I was starting to get that "I am witnessing the collapse of civilization" feeling that often comes over me when I'm around large numbers of Americans on vacation. That feeling would, I knew, give way to a rising sense of guilt and self-loathing over the fact that I couldn't enjoy a simple day at the beach with my countrymen. Knowing that the guilt and self-loathing was on its way only seemed to accelerate its arrival. I passed yet another bar offering 2-for-1 Giant Sangrias and thought, "You know what my problem is? I haven't had nearly enough 2-for-1 Giant Sangrias today." I grabbed a table on the sidewalk and placed my order.
I had come to Florida for the Tropical Plant Industry Exhibition (see, I did find a way to work plants into this story). After my talk I walked the show floor and looked at bromeliads, proteads and anthuriums, all primped and oiled to a high gloss. After that I was ready for the beach. What I wasn't ready for was the bewildering local flora around the resorts.
Impatiens the size of shrubs. Coleus growing like trees. Houseplants — rubber trees, philodendrons — stuck in the ground in rows, some of them still in their pots. Royal palms on the beach leaning dangerously to the left — always to the left — and, in the fast draining sand, deprived of nitrogen until their leaves turned yellow. The yellowing is helped along by a bug called the royal palm bug, a local insect that sucks the life out of the Cuban species of royal palm — and it just so happens that the Cuban import is the one that really took hold around here. The chemical solution to this bug infestation is too dangerous for homeowners to attempt, so their only option is to pour fertilizer in the sand — 15 pounds a year is recommended — to green up the plant. That nitrogen no doubt washes right into the ocean, but never you mind. We're on vacation here.
While I contemplated the natural history of the royal palm, the couple sitting next to me eyed their almost-empty sangria glasses mournfully. "This two for one thing," the woman asked one of the close shaven, square-jawed Germans who staff all the bars along the beach, "How does that work?"
"Well —" said the German, probably wondering what part of "2-for-1" the woman didn't understand, "you buy one and you get the other one free."
"But those two drinks," the woman said, peering into the depths of her gargantuan glass. "Are they both in here?"
No, they were not.
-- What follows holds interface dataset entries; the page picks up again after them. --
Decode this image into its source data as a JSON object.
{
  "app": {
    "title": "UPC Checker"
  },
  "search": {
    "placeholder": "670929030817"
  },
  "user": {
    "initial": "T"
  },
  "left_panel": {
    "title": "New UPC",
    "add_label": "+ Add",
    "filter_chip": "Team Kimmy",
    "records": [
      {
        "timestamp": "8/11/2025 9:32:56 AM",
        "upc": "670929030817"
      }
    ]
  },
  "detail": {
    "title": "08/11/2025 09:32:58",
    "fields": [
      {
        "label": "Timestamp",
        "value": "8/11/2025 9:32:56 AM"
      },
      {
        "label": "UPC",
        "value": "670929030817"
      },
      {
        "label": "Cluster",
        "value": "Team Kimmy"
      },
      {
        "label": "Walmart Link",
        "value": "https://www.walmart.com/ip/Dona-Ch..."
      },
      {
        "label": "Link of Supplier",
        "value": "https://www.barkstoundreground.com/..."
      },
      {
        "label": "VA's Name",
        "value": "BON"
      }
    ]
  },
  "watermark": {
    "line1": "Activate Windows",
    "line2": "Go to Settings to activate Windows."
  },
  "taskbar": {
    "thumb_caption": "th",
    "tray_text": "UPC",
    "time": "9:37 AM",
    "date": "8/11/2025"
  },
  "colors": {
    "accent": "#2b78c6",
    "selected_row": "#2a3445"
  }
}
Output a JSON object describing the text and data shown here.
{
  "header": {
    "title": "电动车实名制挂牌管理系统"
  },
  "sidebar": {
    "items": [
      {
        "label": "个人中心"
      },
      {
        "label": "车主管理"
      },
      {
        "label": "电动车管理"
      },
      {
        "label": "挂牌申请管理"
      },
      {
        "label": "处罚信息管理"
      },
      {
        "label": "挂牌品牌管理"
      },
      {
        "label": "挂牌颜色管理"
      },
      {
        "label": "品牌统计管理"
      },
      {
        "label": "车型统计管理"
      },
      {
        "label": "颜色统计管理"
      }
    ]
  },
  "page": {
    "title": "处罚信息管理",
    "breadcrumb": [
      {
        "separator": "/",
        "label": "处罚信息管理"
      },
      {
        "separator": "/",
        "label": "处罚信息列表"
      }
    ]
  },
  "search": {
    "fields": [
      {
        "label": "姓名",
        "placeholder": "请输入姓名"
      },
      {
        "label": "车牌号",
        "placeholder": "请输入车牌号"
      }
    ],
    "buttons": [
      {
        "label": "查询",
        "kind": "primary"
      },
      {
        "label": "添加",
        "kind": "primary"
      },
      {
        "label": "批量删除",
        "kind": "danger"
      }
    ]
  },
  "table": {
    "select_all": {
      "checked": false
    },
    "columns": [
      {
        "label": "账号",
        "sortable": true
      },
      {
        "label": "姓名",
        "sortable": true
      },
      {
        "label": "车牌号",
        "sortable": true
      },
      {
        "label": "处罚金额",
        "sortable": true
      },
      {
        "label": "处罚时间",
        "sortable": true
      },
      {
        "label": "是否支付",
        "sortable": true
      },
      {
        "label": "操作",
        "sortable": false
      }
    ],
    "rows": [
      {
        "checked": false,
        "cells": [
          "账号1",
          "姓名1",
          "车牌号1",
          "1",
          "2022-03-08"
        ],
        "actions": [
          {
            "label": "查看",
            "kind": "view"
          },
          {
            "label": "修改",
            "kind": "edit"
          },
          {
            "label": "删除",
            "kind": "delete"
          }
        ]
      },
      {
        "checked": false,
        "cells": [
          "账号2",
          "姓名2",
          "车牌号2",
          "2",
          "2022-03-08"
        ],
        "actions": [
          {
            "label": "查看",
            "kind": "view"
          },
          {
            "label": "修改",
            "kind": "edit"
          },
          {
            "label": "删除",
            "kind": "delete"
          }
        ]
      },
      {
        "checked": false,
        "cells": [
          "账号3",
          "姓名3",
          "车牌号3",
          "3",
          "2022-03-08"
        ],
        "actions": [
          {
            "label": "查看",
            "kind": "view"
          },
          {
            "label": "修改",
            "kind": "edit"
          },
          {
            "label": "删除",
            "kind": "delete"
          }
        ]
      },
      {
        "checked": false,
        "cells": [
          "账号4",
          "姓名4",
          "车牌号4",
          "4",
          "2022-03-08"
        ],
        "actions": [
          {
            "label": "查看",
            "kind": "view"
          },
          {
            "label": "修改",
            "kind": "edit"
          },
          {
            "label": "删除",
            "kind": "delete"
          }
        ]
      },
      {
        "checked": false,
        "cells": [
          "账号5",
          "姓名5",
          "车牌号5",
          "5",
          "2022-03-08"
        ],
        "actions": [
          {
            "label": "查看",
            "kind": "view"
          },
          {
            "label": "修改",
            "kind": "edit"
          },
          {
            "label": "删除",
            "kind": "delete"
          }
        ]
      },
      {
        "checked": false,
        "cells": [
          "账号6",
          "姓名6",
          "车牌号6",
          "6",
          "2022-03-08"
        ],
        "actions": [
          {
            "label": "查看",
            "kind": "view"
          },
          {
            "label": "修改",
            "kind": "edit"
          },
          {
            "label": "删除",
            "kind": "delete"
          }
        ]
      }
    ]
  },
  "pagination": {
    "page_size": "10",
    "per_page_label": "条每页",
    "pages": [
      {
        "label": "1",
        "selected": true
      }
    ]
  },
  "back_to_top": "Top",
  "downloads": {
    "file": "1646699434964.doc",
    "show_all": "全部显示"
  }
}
The 37 cents' worth of Hawaiian Punch and 52 cents' worth of cheap rum that passed for sangria and retailed for $13.95 actually came with the promise of a free refill. You might say that the second gallon of rum-laced high fructose corn syrup is your reward for getting through the first one.
That's how I rationalized it, anyway. Eventually I sucked down the last of my maraschino cherries and got up unsteadily to catch the final shuttle back to my hotel. On the way out of the bar I saw a sign posted on the beach, next to the wavejammer rental stand. "Turtle Nesting Beach," it read. "Street lights off/reduced March through October."
Turtles? On the beach? I realized, with the kind of clarity that only 2-for-1 Giant Sangrias can deliver, that even the reptiles were suffering under an illusion. Just turn down the lights and maybe the turtles would overlook the Bubba Gump Fish Shack, the Midwesterners in their "I Pee in Pools" T-shirts, and the disaffected German waiters staring across the ocean to their homeland. The turtles were expected to go on, against the odds, to find a place in the sand to lay their eggs. Whether they were being swindled or saved, I couldn't be sure.
This was not much of a habitat for turtles, and it was certainly no habitat for me. I was so grateful to see the hotel shuttle bus driver, a Cuban who had brought me to the beach a few hours earlier, that I gave him all the loose bills in my pocket for a tip, as if I was leaving a foreign country and handing over the last of the money I wouldn't be able to use once I got home.